Thousands from migrant caravan rest in southern Mexico

Latin America

There are still about 16000 kilometers to go for more than seven thousand Central American migrants trying to make it to the U.S. border. Many of them are now resting in a small town in southern Mexico.

A few dozen of them have agreed to return to Honduras. CGTN’s Franc Contreras reported from Huixtla.

It was a day of rest and recuperation after traveling nearly 780 kilometers, much of that distance by foot. The Honduran migrants stopped to bathe in a local river.

The migrant caravan paused in the southern Mexican town of Huixtla, located in Chiapas state. The tropical heat was taking its toll on them. It was the first time in over a week that they had time to stop, rest, bathe themselves, wash their clothes and taking advantage of it before they move away for this small Mexican town.

Forty-year-old Celio Arteaga was making his first attempt to reach the United States with no immigration papers. He hopes to be able to send money back to his wife and children in Hondruas. “I have four children. One is here with me, and the other three are back home. All of them were in school. But getting an education in Honduras means spending lots of money,” said Arteaga.

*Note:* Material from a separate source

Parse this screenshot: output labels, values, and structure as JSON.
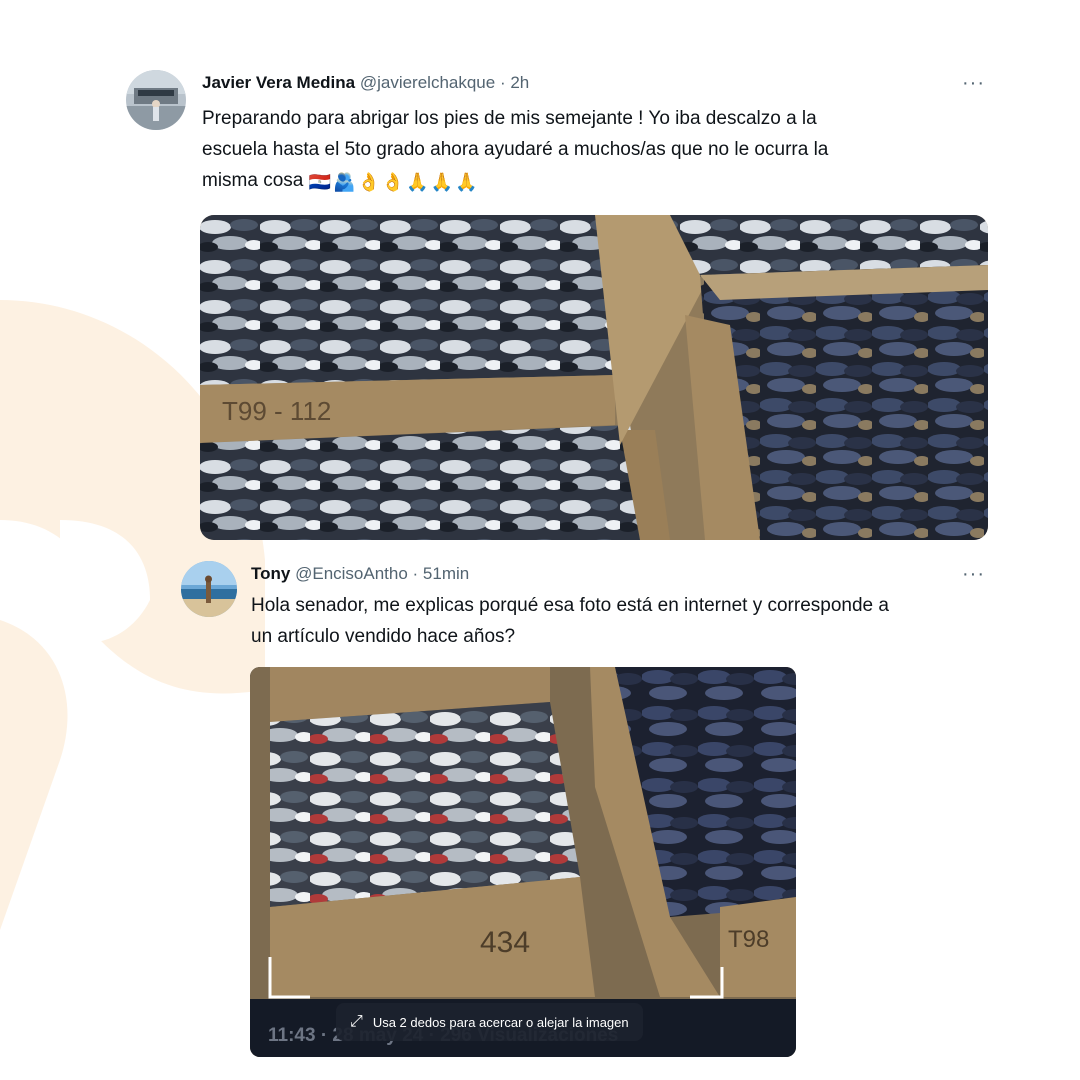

Huixtla is a rural town with a weak economy. Still, residents were handing out food and drinks to the migrants for free.

The town’s mayor, Jose Luis Laparra Calderon, had been in office for just weeks. He belongs to the Morena Party, which won the presidential election in July. Laparra expected the U.S. president to use this situation for electoral gains.

“He will take this as a threat to U.S. national security. But these people have no bombs. They only bring a desire to work,” said the mayor.

On the scorching hot day, the migrants took time to heal their blistered feet and consider whether to continue traveling down the long and potentially dangerous road ahead, or stay in Mexico.

Mexico’s interior ministry said that a little more than one thousand Hondurans in the caravan have decided to seek asylum in Mexico as refugees fleeing violence and poverty back home.